Example3.2.7

Suppose we work for a company that records its quarterly revenue, in millions of dollars, as:

Quarter Revenue
1 10.3
2 13.1
3 7.5
4 8.2
Table3.2.8Quarterly revenue

Rather than using a table to record the data, we could display it in a graph or write it as a vector in \(\real^4\text{:}\)

\begin{equation*} \xvec=\fourvec{10.3}{13.1}{7.5}{8.2} \text{.} \end{equation*}

<<SVG image is unavailable, or your browser cannot render it>>

Let's now consider a new basis \(\bcal\) for \(\real^4\) using vectors

\begin{equation*} \vvec_1=\fourvec{1}{1}{1}{1}, \vvec_2=\fourvec{1}{1}{-1}{-1}, \vvec_3=\fourvec{1}{-1}{0}{0}, \vvec_4=\fourvec{0}{0}{1}{-1} \text{.} \end{equation*}

We may view these basis elements graphically, as in FigureĀ 9

<<SVG image is unavailable, or your browser cannot render it>>

Figure3.2.9A representation of the basis elements of \(\bcal\text{.}\)

As we wish to convert our revenue vectors into the coordinates given by \(\bcal\text{,}\) we form the matrices:

\begin{equation*} C_{\bcal} = \left[\begin{array}{rrrr} 1 \amp 1 \amp 1 \amp 0 \\ 1 \amp 1 \amp -1 \amp 0 \\ 1 \amp -1 \amp 0 \amp 1 \\ 1 \amp -1 \amp 0 \amp -1 \\ \end{array}\right], C_{\bcal}^{-1} = \left[\begin{array}{rrrr} \frac14 \amp \frac14 \amp \frac14 \amp \frac14 \\ \frac14 \amp \frac14 \amp -\frac14 \amp -\frac14 \\ \frac12 \amp -\frac12 \amp 0 \amp 0 \\ 0 \amp 0 \amp \frac12 \amp -\frac12 \\ \end{array}\right] \end{equation*}

and compute

\begin{equation*} \coords{\xvec}{\bcal} = C_{\bcal}^{-1} \xvec = C_{\bcal}^{-1} \fourvec{10.3}{13.1}{7.5}{8.2} = \fourvec{9.775}{1.925}{-1.400}{-0.350} \text{.} \end{equation*}

This means that our revenue vector is

\begin{equation*} \xvec = 9.775 \vvec_1 + 1.925 \vvec_2 - 1.400\vvec_3 - 0.350 \vvec_4 \text{.} \end{equation*}

We will think about what these coordinates mean by adding the basis vectors together one at a time.

The first coordinate gives us the average revenue over the year: \(9.775\vvec_1\text{.}\)

<<SVG image is unavailable, or your browser cannot render it>>

Adding in the second component shows how the averages in the first and second halves of year differ from the annual average: \(9.775\vvec_1 + 1.925\vvec_2\text{.}\)

<<SVG image is unavailable, or your browser cannot render it>>

The third and fourth components break down the behavior in the first and second halves of the year into quarters:

\begin{equation*} \begin{aligned} \xvec = \amp 9.775 \vvec_1 + 1.925 \vvec_2 \\ \amp - 1.400\vvec_3 - 0.350 \vvec_4\text{.} \end{aligned} \end{equation*}

<<SVG image is unavailable, or your browser cannot render it>>

If we write \(\coords{\xvec}{\bcal} = \fourvec{c_1}{c_2}{c_3}{c_4}\text{,}\) we see that the coefficient \(c_1\) measures the average revenue over the year, \(c_2\) measures the deviation from the annual average in the first and second halves of the year, and \(c_3\) measures how the revenue in the first and second quarter differs from the average in the first half of the year.

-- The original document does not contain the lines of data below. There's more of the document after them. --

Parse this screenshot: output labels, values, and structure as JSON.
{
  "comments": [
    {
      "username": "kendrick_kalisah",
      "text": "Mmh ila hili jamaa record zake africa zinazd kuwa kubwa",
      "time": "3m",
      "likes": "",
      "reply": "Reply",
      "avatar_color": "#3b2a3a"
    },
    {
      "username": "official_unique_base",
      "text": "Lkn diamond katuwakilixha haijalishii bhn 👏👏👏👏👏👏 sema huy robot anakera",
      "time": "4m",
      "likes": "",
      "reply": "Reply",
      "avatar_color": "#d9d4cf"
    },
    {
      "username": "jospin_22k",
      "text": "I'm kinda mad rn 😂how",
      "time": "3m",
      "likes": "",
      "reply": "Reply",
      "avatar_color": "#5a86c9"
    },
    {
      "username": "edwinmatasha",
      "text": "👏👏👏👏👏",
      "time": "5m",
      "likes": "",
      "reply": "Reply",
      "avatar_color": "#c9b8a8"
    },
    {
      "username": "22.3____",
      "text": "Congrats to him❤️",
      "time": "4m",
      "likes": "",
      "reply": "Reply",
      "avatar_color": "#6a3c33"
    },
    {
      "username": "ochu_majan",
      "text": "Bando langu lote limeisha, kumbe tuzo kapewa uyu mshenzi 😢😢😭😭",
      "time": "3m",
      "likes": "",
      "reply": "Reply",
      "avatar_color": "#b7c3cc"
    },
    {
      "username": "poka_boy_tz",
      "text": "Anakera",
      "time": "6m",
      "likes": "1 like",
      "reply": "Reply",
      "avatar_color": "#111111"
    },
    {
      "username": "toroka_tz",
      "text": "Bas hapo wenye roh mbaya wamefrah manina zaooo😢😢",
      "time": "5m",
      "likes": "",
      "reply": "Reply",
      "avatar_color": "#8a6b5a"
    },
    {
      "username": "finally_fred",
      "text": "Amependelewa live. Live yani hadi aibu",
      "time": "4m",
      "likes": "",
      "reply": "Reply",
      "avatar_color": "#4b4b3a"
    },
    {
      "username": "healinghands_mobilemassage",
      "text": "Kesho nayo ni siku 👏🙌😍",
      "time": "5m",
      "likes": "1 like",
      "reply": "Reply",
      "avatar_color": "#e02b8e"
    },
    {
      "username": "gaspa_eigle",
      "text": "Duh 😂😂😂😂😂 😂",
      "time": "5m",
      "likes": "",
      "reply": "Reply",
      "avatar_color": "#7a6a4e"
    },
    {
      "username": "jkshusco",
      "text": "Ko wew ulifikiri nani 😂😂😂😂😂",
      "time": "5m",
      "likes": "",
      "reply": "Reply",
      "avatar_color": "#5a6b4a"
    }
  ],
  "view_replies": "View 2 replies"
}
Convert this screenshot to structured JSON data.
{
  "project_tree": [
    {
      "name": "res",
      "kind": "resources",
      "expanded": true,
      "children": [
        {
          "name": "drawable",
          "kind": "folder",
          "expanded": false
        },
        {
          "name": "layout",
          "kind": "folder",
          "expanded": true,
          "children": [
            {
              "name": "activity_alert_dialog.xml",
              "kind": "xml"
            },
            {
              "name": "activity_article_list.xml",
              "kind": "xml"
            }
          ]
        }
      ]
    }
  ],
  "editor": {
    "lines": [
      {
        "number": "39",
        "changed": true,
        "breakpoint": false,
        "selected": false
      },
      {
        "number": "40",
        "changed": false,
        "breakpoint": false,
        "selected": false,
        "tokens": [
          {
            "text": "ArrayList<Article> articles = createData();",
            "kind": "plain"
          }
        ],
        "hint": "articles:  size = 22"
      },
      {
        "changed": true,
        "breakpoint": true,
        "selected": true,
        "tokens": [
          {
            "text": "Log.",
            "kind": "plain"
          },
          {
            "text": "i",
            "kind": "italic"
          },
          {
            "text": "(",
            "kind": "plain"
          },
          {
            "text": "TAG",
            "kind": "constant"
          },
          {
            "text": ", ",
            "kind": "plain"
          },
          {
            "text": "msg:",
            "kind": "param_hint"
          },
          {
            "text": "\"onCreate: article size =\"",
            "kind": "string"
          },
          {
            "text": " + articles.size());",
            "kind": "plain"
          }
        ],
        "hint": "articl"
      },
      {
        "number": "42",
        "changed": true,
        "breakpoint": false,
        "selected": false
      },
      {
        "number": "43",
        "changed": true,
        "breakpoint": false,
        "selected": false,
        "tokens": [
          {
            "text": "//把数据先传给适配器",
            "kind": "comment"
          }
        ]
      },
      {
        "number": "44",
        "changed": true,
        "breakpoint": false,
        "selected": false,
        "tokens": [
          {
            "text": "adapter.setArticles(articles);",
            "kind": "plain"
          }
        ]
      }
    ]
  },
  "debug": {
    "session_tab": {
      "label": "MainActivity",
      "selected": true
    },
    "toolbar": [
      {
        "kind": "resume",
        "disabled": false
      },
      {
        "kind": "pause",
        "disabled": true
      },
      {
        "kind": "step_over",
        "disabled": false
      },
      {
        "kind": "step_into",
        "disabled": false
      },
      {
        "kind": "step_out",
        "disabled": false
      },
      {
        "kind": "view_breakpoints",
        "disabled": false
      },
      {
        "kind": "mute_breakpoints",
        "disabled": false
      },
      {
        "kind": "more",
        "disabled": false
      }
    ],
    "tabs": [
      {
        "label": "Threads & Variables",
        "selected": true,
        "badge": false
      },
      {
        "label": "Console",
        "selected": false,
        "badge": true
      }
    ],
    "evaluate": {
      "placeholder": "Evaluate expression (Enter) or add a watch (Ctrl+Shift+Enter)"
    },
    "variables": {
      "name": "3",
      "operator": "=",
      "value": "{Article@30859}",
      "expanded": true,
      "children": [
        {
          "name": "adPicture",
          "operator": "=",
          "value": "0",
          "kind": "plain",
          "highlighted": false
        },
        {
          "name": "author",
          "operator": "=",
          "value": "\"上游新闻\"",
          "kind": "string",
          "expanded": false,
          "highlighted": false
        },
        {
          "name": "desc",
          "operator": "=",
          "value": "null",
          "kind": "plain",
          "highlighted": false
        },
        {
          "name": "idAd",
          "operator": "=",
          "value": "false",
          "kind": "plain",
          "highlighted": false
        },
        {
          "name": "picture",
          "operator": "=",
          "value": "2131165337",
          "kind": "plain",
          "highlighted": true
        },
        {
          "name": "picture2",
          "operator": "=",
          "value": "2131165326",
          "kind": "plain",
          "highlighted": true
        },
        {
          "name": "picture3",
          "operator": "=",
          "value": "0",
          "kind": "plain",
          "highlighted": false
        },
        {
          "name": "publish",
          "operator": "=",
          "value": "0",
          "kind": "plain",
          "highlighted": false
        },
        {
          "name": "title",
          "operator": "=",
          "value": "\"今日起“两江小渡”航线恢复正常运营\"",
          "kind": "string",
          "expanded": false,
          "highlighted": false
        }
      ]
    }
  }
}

In this way, the coefficients provide a view of the revenue over different time scales, from an annual summary to a finer view of quarterly behavior.

This basis is sometimes called a Haar wavelet basis, and the change of basis is known as a Haar wavelet transform. In the next section, we will see how this basis provides a useful way to store digital images.

in-context